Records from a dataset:
------------------------------

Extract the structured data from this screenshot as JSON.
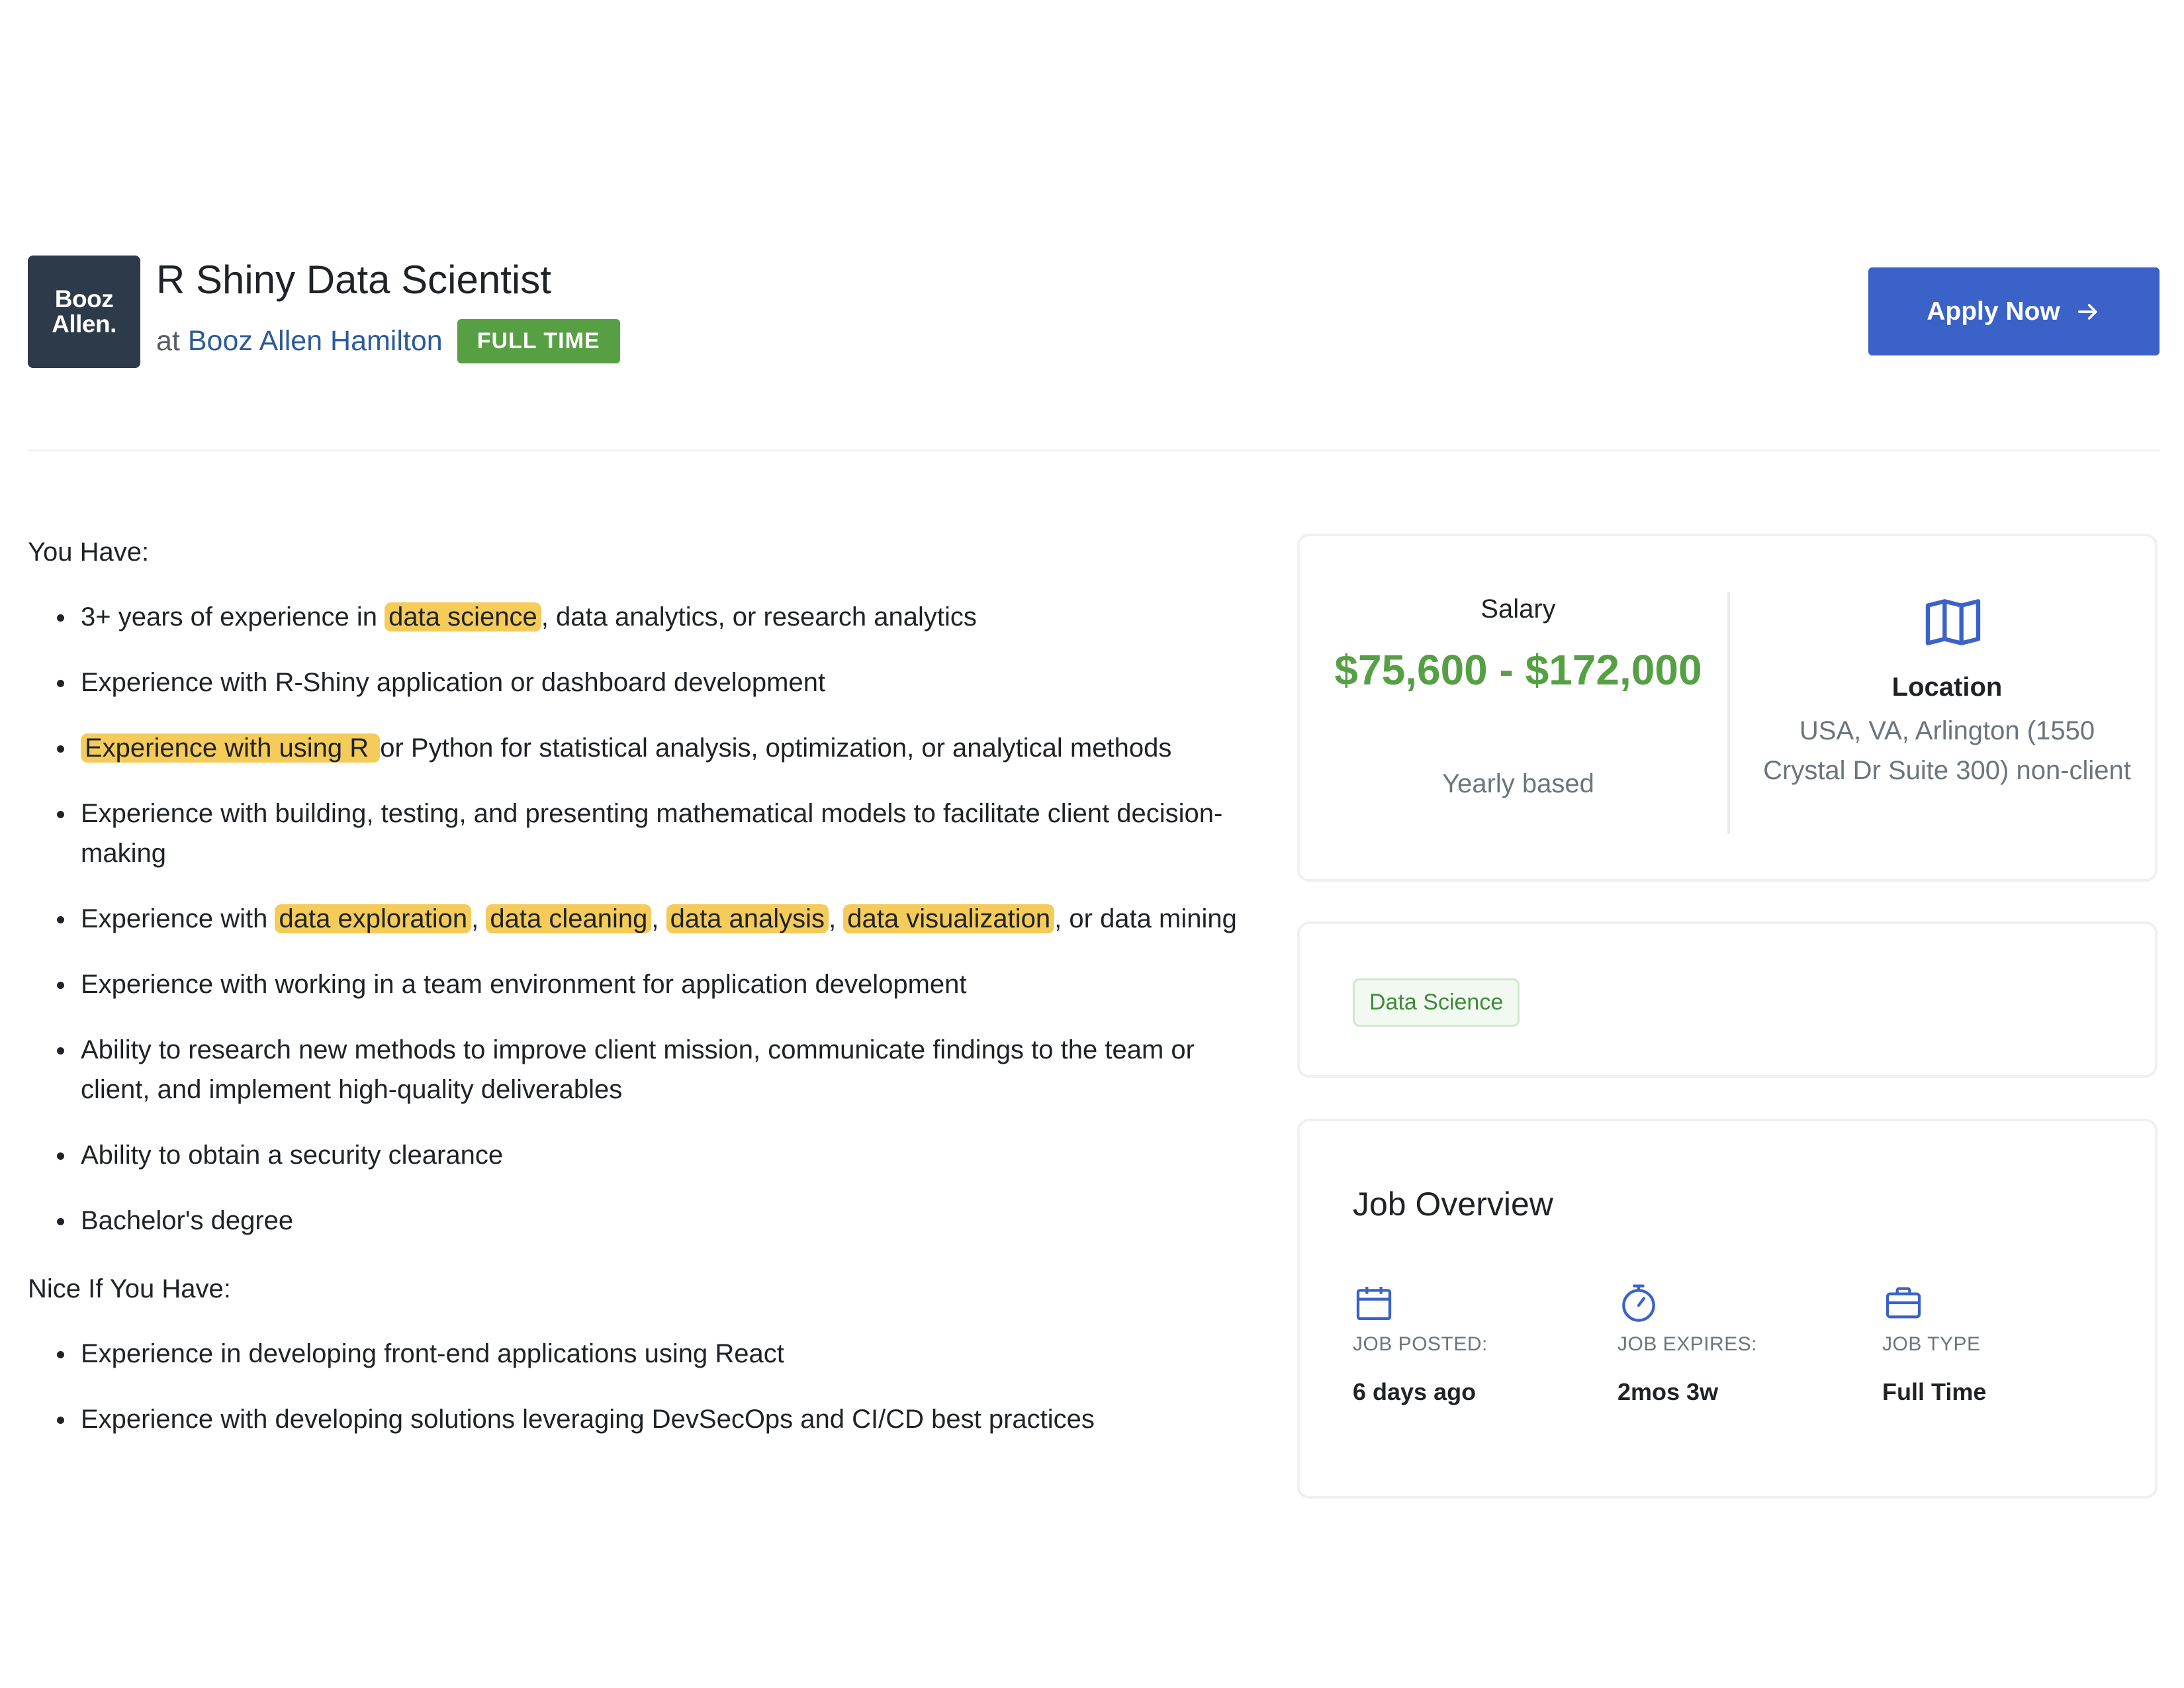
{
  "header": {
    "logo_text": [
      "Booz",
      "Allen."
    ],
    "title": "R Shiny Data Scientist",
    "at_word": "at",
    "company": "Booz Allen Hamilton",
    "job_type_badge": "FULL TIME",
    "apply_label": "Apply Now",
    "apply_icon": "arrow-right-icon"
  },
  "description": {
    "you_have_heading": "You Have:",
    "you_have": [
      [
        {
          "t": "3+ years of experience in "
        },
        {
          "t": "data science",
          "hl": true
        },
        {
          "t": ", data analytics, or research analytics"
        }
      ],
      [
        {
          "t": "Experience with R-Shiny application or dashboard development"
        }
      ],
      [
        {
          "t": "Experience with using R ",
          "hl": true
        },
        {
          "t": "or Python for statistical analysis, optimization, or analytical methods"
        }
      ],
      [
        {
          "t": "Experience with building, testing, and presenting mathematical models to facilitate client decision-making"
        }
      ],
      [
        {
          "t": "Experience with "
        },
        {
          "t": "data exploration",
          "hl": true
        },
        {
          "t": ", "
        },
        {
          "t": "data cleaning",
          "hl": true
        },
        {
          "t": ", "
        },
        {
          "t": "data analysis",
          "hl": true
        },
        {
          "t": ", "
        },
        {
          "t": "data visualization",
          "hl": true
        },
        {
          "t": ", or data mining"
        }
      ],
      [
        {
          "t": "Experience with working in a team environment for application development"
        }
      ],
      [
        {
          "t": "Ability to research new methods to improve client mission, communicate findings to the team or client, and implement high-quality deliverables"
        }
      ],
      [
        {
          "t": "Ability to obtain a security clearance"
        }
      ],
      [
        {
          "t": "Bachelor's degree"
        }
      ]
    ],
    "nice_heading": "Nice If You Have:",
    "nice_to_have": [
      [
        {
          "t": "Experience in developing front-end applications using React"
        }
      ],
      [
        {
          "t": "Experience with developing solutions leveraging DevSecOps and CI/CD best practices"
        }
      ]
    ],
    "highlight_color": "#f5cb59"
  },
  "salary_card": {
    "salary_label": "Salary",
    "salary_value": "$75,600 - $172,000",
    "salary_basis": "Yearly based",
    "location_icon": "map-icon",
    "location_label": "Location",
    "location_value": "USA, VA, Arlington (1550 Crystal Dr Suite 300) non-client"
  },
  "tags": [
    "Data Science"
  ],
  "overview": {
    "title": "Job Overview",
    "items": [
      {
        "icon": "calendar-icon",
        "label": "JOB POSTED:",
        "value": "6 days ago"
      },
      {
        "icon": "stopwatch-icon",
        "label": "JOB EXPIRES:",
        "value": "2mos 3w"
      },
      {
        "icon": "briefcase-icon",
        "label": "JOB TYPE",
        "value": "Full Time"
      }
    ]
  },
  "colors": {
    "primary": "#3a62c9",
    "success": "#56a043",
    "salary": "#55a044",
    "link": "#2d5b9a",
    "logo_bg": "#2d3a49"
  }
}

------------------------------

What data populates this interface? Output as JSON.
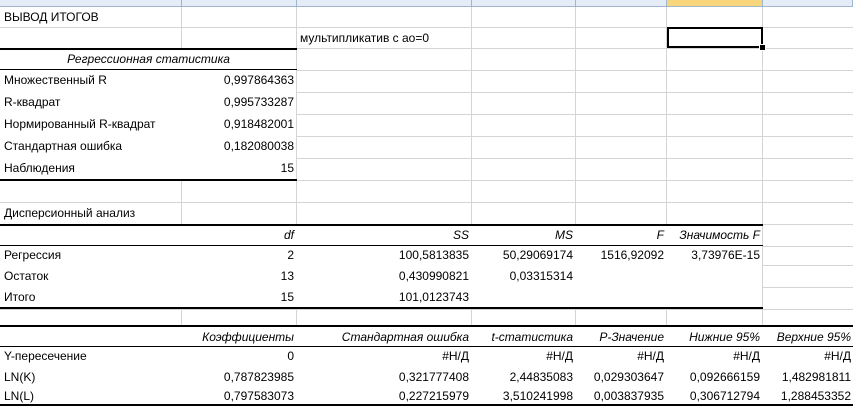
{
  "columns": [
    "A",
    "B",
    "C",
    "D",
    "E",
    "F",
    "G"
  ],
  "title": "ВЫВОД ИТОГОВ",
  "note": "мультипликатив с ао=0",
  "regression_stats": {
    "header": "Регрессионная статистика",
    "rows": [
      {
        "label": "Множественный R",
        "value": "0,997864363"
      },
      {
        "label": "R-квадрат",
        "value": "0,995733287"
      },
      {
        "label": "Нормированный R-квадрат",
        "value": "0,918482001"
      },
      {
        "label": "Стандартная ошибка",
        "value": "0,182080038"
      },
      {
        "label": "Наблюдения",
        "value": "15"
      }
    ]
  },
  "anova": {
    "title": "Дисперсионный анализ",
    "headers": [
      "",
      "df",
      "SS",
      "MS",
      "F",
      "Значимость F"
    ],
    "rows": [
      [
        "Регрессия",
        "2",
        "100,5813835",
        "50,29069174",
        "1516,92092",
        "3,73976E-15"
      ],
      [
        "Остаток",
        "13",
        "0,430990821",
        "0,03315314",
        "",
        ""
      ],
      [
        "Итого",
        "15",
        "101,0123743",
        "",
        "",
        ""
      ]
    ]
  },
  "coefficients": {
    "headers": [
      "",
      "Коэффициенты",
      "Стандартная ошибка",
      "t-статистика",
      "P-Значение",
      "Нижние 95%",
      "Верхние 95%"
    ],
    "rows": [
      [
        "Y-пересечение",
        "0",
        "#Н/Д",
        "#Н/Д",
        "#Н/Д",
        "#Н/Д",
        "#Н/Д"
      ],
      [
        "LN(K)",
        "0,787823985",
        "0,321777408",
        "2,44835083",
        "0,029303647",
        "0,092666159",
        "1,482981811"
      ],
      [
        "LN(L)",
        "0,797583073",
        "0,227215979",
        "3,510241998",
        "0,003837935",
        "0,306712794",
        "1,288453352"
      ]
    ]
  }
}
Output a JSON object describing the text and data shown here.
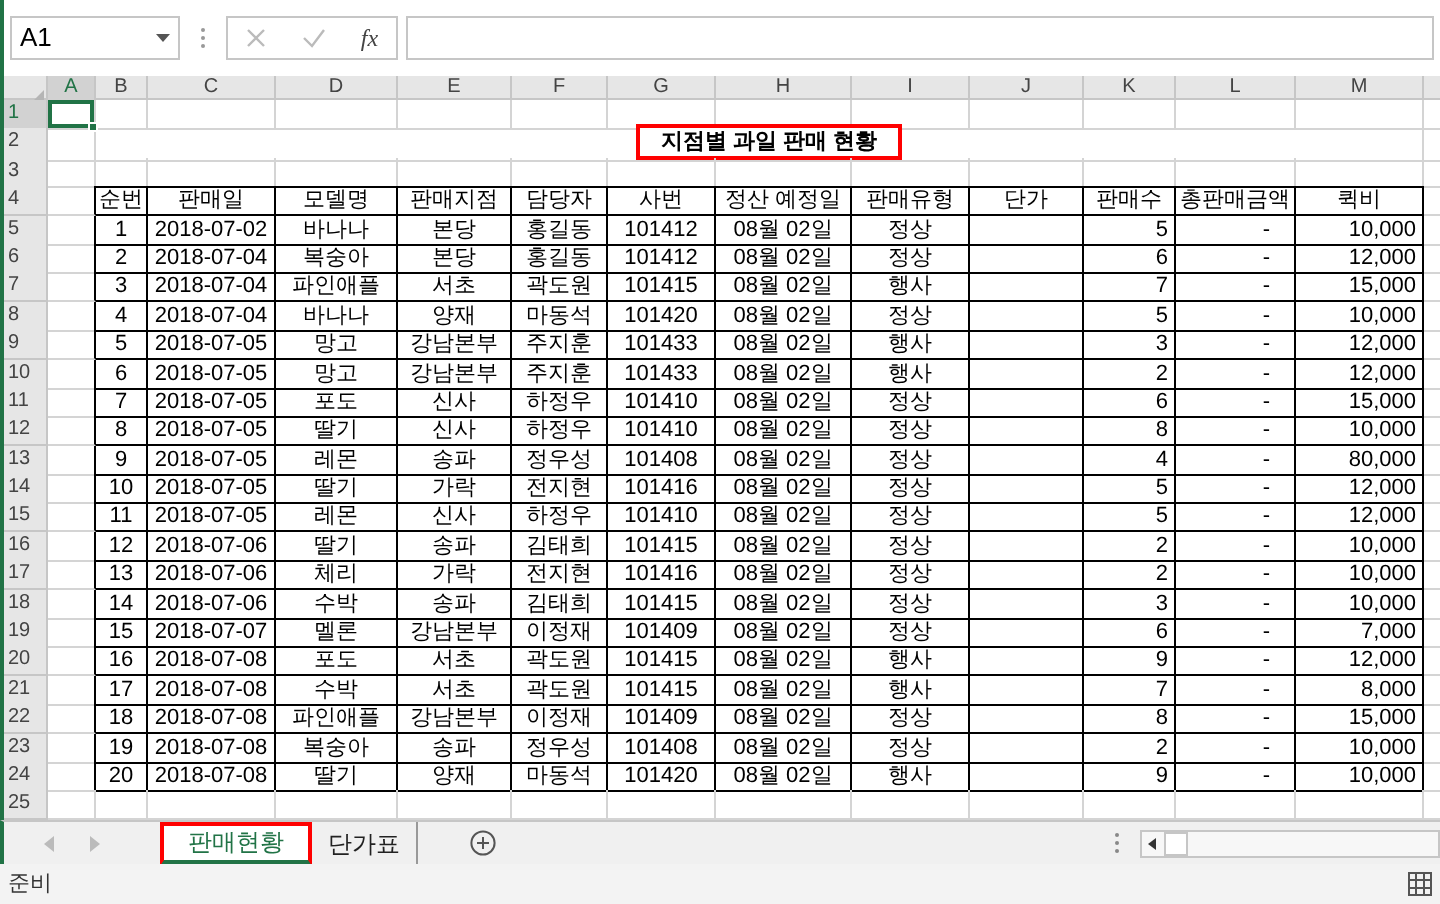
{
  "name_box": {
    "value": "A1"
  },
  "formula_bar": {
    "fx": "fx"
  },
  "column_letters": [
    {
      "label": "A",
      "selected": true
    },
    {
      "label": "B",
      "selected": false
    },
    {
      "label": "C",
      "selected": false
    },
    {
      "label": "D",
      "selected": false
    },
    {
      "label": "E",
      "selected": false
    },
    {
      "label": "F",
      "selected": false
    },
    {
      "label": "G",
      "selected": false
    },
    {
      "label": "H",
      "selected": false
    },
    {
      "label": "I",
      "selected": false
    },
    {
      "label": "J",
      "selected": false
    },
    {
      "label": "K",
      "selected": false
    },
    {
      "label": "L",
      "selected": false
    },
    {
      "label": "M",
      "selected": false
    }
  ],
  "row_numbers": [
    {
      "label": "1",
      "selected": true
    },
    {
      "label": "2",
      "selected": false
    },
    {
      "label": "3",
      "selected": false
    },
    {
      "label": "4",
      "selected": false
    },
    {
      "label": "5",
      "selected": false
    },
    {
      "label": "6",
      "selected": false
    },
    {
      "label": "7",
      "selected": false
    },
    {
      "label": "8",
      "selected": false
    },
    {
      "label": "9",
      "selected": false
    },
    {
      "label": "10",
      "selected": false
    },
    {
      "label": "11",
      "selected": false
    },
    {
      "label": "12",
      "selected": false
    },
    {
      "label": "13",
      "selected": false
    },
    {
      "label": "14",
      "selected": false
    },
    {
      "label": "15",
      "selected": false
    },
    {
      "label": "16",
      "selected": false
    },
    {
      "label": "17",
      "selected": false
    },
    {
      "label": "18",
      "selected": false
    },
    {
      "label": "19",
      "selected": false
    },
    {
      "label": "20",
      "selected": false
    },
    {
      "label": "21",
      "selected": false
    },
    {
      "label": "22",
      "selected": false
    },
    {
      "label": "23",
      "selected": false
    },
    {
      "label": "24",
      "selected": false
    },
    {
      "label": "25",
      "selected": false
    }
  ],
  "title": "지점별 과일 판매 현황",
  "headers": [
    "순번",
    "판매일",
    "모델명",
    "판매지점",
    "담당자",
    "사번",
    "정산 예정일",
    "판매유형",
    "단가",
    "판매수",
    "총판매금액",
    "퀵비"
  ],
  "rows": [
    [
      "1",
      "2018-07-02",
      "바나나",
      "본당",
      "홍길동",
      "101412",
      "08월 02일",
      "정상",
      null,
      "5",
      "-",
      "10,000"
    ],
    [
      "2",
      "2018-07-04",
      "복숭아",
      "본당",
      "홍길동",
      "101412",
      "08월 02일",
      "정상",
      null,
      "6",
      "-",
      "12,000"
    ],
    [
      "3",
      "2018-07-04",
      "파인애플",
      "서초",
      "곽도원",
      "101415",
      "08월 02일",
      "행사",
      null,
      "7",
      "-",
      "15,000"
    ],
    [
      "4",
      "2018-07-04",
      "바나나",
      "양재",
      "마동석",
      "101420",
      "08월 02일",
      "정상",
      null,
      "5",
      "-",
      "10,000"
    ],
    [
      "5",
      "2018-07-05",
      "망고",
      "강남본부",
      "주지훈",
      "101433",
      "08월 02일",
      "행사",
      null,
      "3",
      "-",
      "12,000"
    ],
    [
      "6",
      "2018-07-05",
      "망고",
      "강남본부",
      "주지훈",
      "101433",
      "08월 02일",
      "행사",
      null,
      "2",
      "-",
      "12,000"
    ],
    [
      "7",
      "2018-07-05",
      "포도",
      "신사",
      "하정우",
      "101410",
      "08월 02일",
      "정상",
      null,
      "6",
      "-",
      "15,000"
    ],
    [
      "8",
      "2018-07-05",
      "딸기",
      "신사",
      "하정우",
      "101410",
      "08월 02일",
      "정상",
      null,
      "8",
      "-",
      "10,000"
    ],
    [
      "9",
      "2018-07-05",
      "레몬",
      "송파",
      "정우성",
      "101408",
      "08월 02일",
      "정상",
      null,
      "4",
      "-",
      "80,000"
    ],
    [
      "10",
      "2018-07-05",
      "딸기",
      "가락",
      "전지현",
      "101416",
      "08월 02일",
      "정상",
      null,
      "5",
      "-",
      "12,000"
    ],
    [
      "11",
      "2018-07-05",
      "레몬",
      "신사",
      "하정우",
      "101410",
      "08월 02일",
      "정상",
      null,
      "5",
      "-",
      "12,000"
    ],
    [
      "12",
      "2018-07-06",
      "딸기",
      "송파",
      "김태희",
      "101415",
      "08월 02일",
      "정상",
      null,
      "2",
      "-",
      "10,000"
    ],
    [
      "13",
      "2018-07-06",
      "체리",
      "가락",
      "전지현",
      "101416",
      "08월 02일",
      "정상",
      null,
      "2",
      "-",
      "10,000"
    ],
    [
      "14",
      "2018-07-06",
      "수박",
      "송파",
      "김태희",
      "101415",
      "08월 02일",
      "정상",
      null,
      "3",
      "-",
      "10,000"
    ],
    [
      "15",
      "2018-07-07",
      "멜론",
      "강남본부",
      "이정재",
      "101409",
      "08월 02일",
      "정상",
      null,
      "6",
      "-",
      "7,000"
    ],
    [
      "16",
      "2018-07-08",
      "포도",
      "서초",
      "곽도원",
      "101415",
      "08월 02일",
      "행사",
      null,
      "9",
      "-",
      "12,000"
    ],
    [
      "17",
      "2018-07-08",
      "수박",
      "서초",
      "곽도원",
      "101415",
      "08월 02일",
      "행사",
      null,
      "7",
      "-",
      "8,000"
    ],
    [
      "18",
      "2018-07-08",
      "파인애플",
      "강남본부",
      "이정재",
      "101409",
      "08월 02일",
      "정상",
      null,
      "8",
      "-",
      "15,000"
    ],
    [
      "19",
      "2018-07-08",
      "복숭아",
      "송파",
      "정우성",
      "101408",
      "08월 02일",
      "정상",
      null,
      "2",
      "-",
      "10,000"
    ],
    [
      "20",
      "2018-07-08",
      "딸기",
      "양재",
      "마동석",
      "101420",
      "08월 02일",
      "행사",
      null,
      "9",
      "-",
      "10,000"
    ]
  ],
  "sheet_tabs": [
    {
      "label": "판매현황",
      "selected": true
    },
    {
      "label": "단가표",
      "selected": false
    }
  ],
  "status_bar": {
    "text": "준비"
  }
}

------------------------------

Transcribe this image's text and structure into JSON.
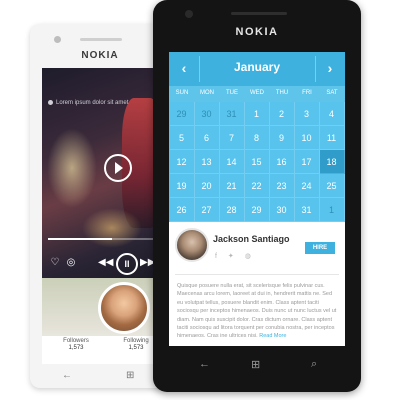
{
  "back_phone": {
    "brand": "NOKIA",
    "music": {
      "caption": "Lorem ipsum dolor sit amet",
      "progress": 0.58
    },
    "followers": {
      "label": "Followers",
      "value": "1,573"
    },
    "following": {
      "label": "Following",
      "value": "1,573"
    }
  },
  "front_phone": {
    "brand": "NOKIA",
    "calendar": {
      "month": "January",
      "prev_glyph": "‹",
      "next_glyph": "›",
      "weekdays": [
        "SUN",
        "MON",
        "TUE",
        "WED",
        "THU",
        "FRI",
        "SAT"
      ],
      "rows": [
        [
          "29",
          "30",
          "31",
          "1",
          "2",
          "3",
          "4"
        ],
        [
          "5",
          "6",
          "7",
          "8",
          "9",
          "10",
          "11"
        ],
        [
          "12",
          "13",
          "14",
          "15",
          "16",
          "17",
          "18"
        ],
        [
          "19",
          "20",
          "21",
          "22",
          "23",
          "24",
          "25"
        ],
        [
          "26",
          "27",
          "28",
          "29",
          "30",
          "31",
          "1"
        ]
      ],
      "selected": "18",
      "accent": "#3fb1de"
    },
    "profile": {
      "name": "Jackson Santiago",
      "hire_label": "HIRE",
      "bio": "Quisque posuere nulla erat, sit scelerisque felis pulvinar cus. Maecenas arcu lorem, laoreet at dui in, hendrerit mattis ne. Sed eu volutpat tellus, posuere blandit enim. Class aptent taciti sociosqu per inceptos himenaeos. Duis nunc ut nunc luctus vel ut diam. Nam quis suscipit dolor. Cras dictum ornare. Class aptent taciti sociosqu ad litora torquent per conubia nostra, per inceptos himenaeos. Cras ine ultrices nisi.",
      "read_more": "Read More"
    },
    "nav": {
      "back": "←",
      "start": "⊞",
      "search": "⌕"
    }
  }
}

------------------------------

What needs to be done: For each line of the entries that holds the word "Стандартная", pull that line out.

Solution to this task:
        "label": "Стандартная ошибка",
      "Стандартная ошибка",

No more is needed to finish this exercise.